  • If it is just a minor bruise without a puncture, the person should apply an antibiotic cream/ointment and cover the wound with clean bandage to reduce risk of infection
  • On the other hand seek immediate medical attention after sterilization of the wound if; there is break in the skin, or there is a deep puncture wound or badly torn skin condition, if it is a stray animal bite, if immunization status of the animal is unknown, or if your are not sure about your last tetanus immunization (booster)
  • Your physician may recommend antibiotics and tetanus shots.
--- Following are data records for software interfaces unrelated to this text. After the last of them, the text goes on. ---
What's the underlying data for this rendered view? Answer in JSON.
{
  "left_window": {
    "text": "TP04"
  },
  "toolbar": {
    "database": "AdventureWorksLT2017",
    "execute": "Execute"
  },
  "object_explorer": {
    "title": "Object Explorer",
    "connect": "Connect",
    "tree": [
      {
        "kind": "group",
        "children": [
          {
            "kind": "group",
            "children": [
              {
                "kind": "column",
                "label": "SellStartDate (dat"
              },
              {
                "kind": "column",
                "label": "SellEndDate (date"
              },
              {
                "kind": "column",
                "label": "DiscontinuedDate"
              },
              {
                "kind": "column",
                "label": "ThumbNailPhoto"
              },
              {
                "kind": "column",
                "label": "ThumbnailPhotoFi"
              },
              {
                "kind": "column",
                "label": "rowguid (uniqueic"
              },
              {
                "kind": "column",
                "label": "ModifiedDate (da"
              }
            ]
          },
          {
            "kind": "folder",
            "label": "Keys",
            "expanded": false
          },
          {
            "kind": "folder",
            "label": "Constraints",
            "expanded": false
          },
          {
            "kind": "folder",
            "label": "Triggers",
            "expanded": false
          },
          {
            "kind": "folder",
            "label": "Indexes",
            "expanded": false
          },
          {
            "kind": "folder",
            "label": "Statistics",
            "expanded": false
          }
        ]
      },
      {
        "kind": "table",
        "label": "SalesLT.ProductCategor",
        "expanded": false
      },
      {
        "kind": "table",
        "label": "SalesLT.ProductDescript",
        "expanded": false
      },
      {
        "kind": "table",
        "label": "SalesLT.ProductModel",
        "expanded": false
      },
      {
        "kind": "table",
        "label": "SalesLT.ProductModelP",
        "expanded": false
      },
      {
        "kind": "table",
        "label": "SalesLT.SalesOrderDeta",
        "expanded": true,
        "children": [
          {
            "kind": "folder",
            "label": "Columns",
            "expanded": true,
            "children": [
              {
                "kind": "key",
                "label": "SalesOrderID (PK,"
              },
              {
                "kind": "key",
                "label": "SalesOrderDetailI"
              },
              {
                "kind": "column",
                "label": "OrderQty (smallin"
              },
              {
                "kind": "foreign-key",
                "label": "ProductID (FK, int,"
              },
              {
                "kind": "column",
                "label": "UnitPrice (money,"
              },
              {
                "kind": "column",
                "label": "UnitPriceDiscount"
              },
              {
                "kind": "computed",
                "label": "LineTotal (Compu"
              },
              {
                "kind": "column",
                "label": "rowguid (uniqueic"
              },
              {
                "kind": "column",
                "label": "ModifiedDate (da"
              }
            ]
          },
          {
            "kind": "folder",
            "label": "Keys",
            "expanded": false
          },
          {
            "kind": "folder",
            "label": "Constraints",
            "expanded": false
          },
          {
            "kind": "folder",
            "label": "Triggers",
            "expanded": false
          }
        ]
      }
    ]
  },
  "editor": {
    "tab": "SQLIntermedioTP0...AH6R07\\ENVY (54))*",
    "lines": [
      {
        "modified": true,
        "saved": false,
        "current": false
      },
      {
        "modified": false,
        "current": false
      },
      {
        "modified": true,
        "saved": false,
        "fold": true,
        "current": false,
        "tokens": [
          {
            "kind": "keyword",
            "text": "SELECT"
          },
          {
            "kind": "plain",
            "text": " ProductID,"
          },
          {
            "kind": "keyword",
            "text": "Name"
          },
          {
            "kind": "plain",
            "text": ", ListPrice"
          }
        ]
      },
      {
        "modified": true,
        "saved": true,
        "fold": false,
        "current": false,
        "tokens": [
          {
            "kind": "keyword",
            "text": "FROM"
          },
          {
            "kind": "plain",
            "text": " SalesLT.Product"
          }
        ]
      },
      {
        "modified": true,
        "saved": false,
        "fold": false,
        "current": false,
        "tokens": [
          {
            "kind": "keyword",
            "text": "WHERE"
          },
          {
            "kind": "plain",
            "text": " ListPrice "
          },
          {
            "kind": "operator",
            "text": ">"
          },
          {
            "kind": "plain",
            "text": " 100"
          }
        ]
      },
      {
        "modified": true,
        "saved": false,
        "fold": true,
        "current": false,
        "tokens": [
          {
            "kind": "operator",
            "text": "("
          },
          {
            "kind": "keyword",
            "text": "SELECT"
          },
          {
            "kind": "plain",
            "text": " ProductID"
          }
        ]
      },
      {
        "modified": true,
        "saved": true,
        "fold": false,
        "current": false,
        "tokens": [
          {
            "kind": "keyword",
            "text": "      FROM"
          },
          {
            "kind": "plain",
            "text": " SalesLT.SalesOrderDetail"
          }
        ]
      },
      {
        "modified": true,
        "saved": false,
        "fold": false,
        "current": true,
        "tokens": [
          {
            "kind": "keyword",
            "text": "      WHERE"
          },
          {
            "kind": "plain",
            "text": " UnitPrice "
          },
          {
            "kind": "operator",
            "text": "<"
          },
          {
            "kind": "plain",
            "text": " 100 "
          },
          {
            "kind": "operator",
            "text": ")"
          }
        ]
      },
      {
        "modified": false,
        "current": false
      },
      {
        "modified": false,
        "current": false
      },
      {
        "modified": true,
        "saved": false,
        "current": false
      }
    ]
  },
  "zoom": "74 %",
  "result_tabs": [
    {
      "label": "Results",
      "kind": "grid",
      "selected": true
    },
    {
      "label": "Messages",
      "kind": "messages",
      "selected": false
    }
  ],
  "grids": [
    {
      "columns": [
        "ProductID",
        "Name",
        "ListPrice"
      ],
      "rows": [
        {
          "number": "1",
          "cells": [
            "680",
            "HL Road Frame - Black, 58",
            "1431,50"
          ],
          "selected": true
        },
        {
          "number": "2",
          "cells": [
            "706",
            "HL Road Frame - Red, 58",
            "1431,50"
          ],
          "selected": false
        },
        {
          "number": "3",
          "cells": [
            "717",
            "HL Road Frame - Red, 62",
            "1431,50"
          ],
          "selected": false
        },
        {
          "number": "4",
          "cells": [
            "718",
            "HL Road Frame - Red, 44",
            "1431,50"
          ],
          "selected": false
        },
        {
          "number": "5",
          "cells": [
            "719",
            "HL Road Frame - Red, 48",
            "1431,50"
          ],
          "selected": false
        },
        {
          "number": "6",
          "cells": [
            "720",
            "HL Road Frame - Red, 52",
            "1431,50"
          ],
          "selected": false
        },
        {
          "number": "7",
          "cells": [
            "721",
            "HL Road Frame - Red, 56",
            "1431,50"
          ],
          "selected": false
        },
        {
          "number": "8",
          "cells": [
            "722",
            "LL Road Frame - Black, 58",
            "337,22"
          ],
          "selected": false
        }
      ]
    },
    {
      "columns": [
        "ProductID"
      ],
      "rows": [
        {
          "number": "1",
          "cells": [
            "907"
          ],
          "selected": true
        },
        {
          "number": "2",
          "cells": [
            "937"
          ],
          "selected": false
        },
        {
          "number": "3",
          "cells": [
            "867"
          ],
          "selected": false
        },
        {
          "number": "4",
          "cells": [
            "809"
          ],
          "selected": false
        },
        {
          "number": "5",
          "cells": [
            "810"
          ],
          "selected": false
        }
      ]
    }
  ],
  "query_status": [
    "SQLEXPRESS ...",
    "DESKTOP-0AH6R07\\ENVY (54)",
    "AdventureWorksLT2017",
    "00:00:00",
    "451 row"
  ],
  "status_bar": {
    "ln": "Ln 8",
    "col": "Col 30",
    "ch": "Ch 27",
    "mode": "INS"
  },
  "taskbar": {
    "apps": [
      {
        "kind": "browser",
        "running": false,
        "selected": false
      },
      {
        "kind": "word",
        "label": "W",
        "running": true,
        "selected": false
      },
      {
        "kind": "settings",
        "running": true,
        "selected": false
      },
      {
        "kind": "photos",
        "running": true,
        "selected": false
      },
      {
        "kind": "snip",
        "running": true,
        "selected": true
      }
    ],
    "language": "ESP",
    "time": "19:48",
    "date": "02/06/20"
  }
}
If the animal is suspected to carry rabies, anti-rabies treatment will be administered
  • Call animal control to isolate the animal for observation and determination of the animal’s rabies status

Who should administer First Aid for Animal Bites?

  • First Aid can be administered by the person himself/herself, or someone in close proximity to the person, depending on the wound severity
  • You should seek medical help, in case there is a deep puncture wound, excessive bleeding, laceration (badly torn skin), infection possibilities, or suspicion of rabies

What is the Prognosis of Animal Bites?

  • The prognosis is good with the administration of appropriate care and medical attention (if necessary), in a timely manner
  • Poor prognosis is associated with rabid animal bites and multiple bite wounds caused by animal attacks
  • Failure to seek appropriate medical help may cause infection to spread to the bone, causing osteomyelitis

How can Animal Bites be Prevented?

  • Avoid unnecessary contact with stray animals
  • Avoid provocation of animals

What are certain Crucial Steps to be followed?

  • Sterilize the wound immediately, apply local pressure to control bleeding (if required) and seek medical attention, with instances of severe bites
  • If there is swelling, redness, or other signs of infection; seek immediate medical attention, irrespective of the severity of the wound
  • People with weakened immune systems, those on long term steroids, chemotherapy, and have had their spleen removed (splenectomy), should ALWAYS seek medical attention after an Animal Bite

What are some Useful Resources for Additional Information?

References and Information Sources used for the Article:

Helpful Peer-Reviewed Medical Articles:

Reviewed and Approved by a member of the DoveMed Editorial Board
First uploaded: May 28, 2013
Last updated: March 5, 2018